Umberto is an easy-do-use, lightweight and smart css framework for creating and styling websites. Umberto provides several css classes for quick and clean creation of layouts and this way enables you to create good-looking documents faster.

“There is neither painting, nor sculpture, nor music, nor poetry. The only truth is creation.”
—Umberto Boccioni, futurist

Getting started

First of all, in order to use Umberto, you are required to bind it to your document. This can be done by adding the following line to the <head> section:

Triple-click into the code!
For HTML 5:
<link rel="stylesheet" type="text/css" href="//" />
For HTML 4.01 and earlier:
<link rel="stylesheet" type="text/css" href="//">
<link rel="stylesheet" type="text/css" href="//" />

View in browser: style.css | layout.css | screen/layout.css | patch/layout.css

No installation needed!


Style Base delivers a standard stylesheet for fonts. It looks just as you can see it in this document. If you want to use your own font formatters, just attach a new stylesheet to your document and override the given formatters.

Please visit the fonts example page for seeing how Umberto comes out at his best.

Building page layouts

Umberto comes with three (or four) important classes which can be used to create coloun-based layouts, e. g. when you want to use sidebars on your page or simply want to float contents.

<div class="l">This one floats left.</div>
<div class="l">This one also.</div>
<div class="r">I am am taped to the right.</div>
<div class="clear"></div>

Looks like:
This one floats left.
This one also.
I am am taped to the right.

Clear up after floating!

If you float, you need to clear. Do not forget to build an element using the clear class after using the classes l or r.

Use l, r, c and m for text alignment

This text goes left using no class. You might also use l but have to put clear after.
This is in the center (simply c) and does not require the clear class.
When using r to aligh text to the right, you need to put an element using clear afterwards.

center vs. middle

By putting contents to the center (e. g. by using c) we mean to put them with the same distance to the left and the right.

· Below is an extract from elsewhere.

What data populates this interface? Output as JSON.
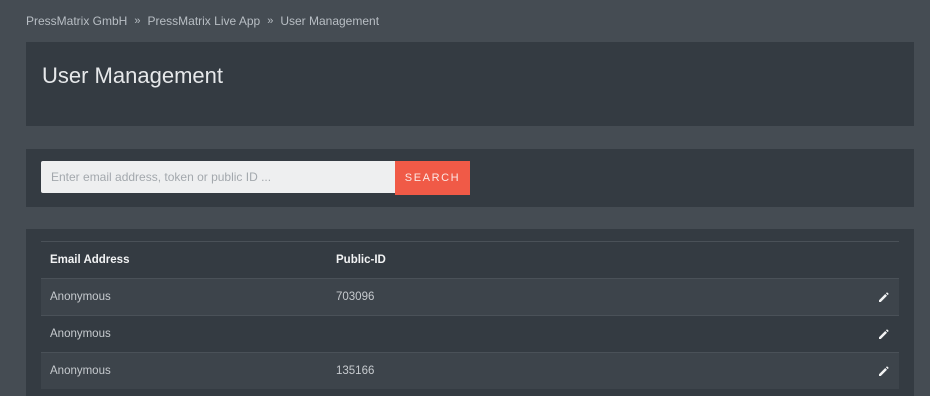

If you want to move contents in a block element (like div) to the absolute center (also the same distance from to to bottom) you can use the m class. m stands for middle.

This content is aligned by c and m in a 60 pixels high container.


Find examples for formatted boxes here.


Find examples for formatted buttons here.